Another, albeit rarely applicable, defense to a charge of mail or wire fraud is the defense of preemption. This is to claim that the possibility of bringing a charge under the mail and wire fraud statutes has been preempted by more recent and narrowly tailored legislation dealing with the subject of the case. As we noted earlier, for the most part, the mail and wire fraud statutes are not preempted by narrower subsequent legislation. However, a few exceptions exist.
For example, in order to charge mail or wire fraud in a tax prosecution, the federal prosecutor must contact the Department of Revenue. Most likely they will instruct the prosecutor to bring charges under the Internal Revenue Code, unless some individual was victimized by the fraud.
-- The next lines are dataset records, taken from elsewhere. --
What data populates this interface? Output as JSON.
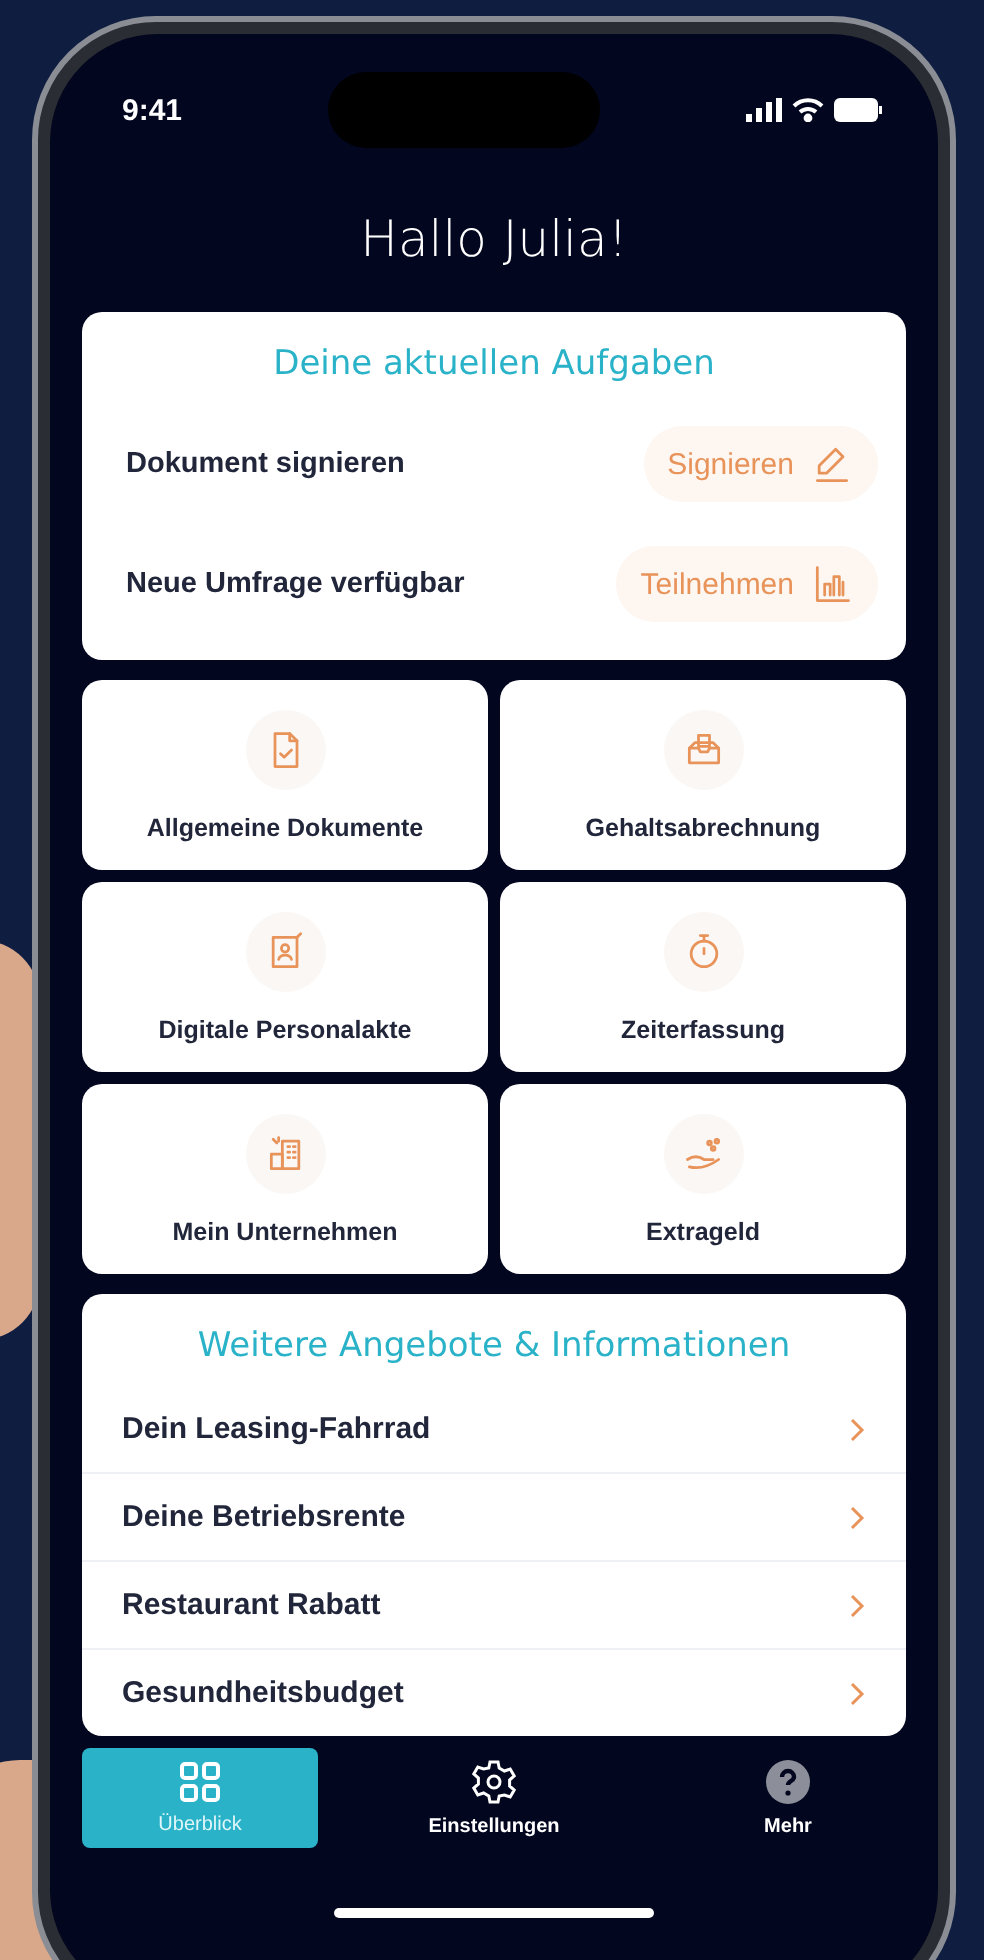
{
  "status_bar": {
    "time": "9:41"
  },
  "greeting": "Hallo Julia!",
  "tasks": {
    "title": "Deine aktuellen Aufgaben",
    "items": [
      {
        "label": "Dokument signieren",
        "action": "Signieren",
        "kind": "sign"
      },
      {
        "label": "Neue Umfrage verfügbar",
        "action": "Teilnehmen",
        "kind": "survey"
      }
    ]
  },
  "tiles": [
    {
      "label": "Allgemeine Dokumente",
      "kind": "document"
    },
    {
      "label": "Gehaltsabrechnung",
      "kind": "payslip"
    },
    {
      "label": "Digitale Personalakte",
      "kind": "file"
    },
    {
      "label": "Zeiterfassung",
      "kind": "timer"
    },
    {
      "label": "Mein Unternehmen",
      "kind": "company"
    },
    {
      "label": "Extrageld",
      "kind": "money"
    }
  ],
  "offers": {
    "title": "Weitere Angebote & Informationen",
    "items": [
      {
        "label": "Dein Leasing-Fahrrad"
      },
      {
        "label": "Deine Betriebsrente"
      },
      {
        "label": "Restaurant Rabatt"
      },
      {
        "label": "Gesundheitsbudget"
      }
    ]
  },
  "tab_bar": [
    {
      "label": "Überblick",
      "kind": "grid",
      "selected": true
    },
    {
      "label": "Einstellungen",
      "kind": "gear",
      "selected": false
    },
    {
      "label": "Mehr",
      "kind": "help",
      "selected": false
    }
  ]
}
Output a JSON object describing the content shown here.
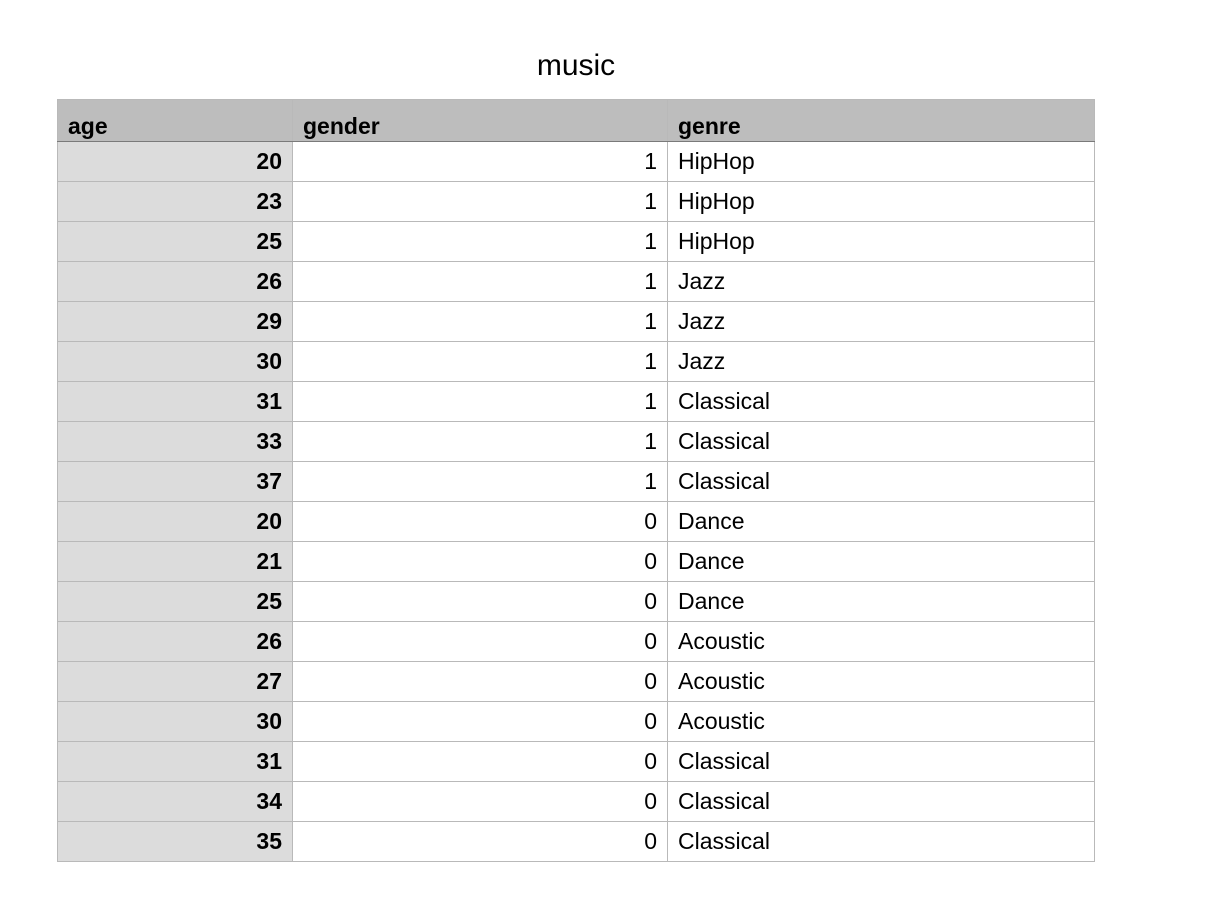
{
  "title": "music",
  "columns": [
    "age",
    "gender",
    "genre"
  ],
  "rows": [
    {
      "age": "20",
      "gender": "1",
      "genre": "HipHop"
    },
    {
      "age": "23",
      "gender": "1",
      "genre": "HipHop"
    },
    {
      "age": "25",
      "gender": "1",
      "genre": "HipHop"
    },
    {
      "age": "26",
      "gender": "1",
      "genre": "Jazz"
    },
    {
      "age": "29",
      "gender": "1",
      "genre": "Jazz"
    },
    {
      "age": "30",
      "gender": "1",
      "genre": "Jazz"
    },
    {
      "age": "31",
      "gender": "1",
      "genre": "Classical"
    },
    {
      "age": "33",
      "gender": "1",
      "genre": "Classical"
    },
    {
      "age": "37",
      "gender": "1",
      "genre": "Classical"
    },
    {
      "age": "20",
      "gender": "0",
      "genre": "Dance"
    },
    {
      "age": "21",
      "gender": "0",
      "genre": "Dance"
    },
    {
      "age": "25",
      "gender": "0",
      "genre": "Dance"
    },
    {
      "age": "26",
      "gender": "0",
      "genre": "Acoustic"
    },
    {
      "age": "27",
      "gender": "0",
      "genre": "Acoustic"
    },
    {
      "age": "30",
      "gender": "0",
      "genre": "Acoustic"
    },
    {
      "age": "31",
      "gender": "0",
      "genre": "Classical"
    },
    {
      "age": "34",
      "gender": "0",
      "genre": "Classical"
    },
    {
      "age": "35",
      "gender": "0",
      "genre": "Classical"
    }
  ],
  "colors": {
    "header_bg": "#bdbdbd",
    "age_col_bg": "#dcdcdc",
    "grid_line": "#b9b9b9"
  }
}
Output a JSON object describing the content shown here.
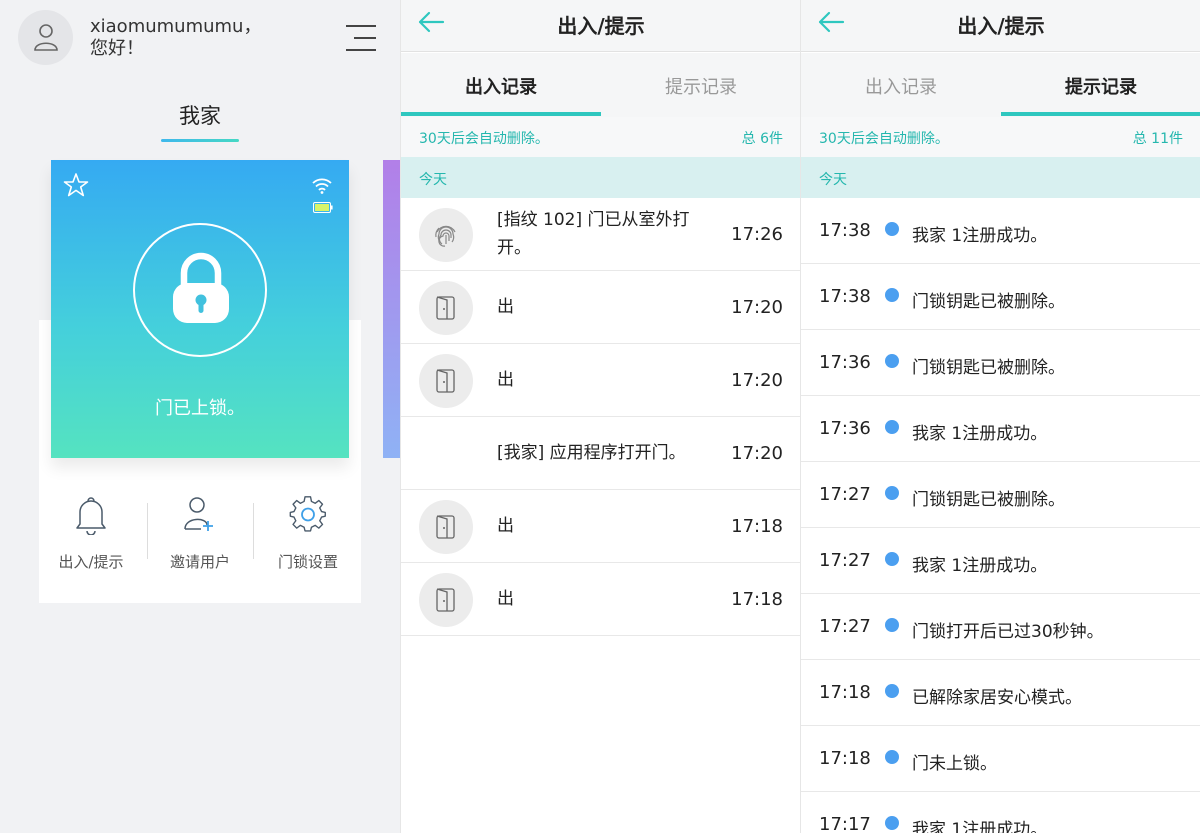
{
  "home": {
    "greeting_line1": "xiaomumumumu，",
    "greeting_line2": "您好！",
    "home_tab": "我家",
    "lock_status": "门已上锁。",
    "actions": [
      {
        "label": "出入/提示",
        "icon": "bell-icon"
      },
      {
        "label": "邀请用户",
        "icon": "add-user-icon"
      },
      {
        "label": "门锁设置",
        "icon": "gear-icon"
      }
    ]
  },
  "entry_screen": {
    "title": "出入/提示",
    "tabs": [
      "出入记录",
      "提示记录"
    ],
    "active_tab": 0,
    "auto_delete": "30天后会自动删除。",
    "total": "总 6件",
    "section": "今天",
    "records": [
      {
        "icon": "fingerprint-icon",
        "text": "[指纹 102] 门已从室外打开。",
        "time": "17:26"
      },
      {
        "icon": "door-icon",
        "text": "出",
        "time": "17:20"
      },
      {
        "icon": "door-icon",
        "text": "出",
        "time": "17:20"
      },
      {
        "icon": "",
        "text": "[我家] 应用程序打开门。",
        "time": "17:20"
      },
      {
        "icon": "door-icon",
        "text": "出",
        "time": "17:18"
      },
      {
        "icon": "door-icon",
        "text": "出",
        "time": "17:18"
      }
    ]
  },
  "notice_screen": {
    "title": "出入/提示",
    "tabs": [
      "出入记录",
      "提示记录"
    ],
    "active_tab": 1,
    "auto_delete": "30天后会自动删除。",
    "total": "总 11件",
    "section": "今天",
    "records": [
      {
        "time": "17:38",
        "text": "我家 1注册成功。"
      },
      {
        "time": "17:38",
        "text": "门锁钥匙已被删除。"
      },
      {
        "time": "17:36",
        "text": "门锁钥匙已被删除。"
      },
      {
        "time": "17:36",
        "text": "我家 1注册成功。"
      },
      {
        "time": "17:27",
        "text": "门锁钥匙已被删除。"
      },
      {
        "time": "17:27",
        "text": "我家 1注册成功。"
      },
      {
        "time": "17:27",
        "text": "门锁打开后已过30秒钟。"
      },
      {
        "time": "17:18",
        "text": "已解除家居安心模式。"
      },
      {
        "time": "17:18",
        "text": "门未上锁。"
      },
      {
        "time": "17:17",
        "text": "我家 1注册成功。"
      }
    ]
  },
  "colors": {
    "accent": "#2ec7bf",
    "dot": "#4b9ff0",
    "card_top": "#35aaf2",
    "card_bottom": "#55e3c0"
  }
}
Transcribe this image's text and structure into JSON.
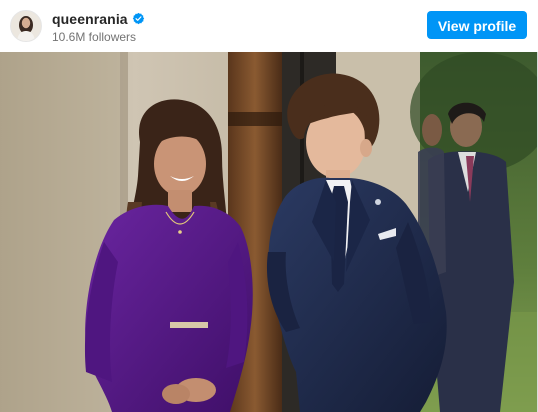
{
  "post": {
    "username": "queenrania",
    "followers": "10.6M followers",
    "view_profile_label": "View profile",
    "verified": true
  },
  "icons": {
    "avatar": "profile-avatar",
    "verified": "verified-badge-icon"
  },
  "colors": {
    "button": "#0095f6",
    "verified": "#0095f6",
    "dress": "#5b1c8c",
    "suit": "#1f2c4d"
  }
}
A more concrete exception exists with respect to the National Labor Relations Act (NLRA). Congress explicitly stated that a scheme to deprive employees of their rights under the NLRA may not be charged under the mail or wire fraud statutes. Absent such specific exceptions, however, courts will find that the mail and wire fraud statutes are not preempted by narrower legislation.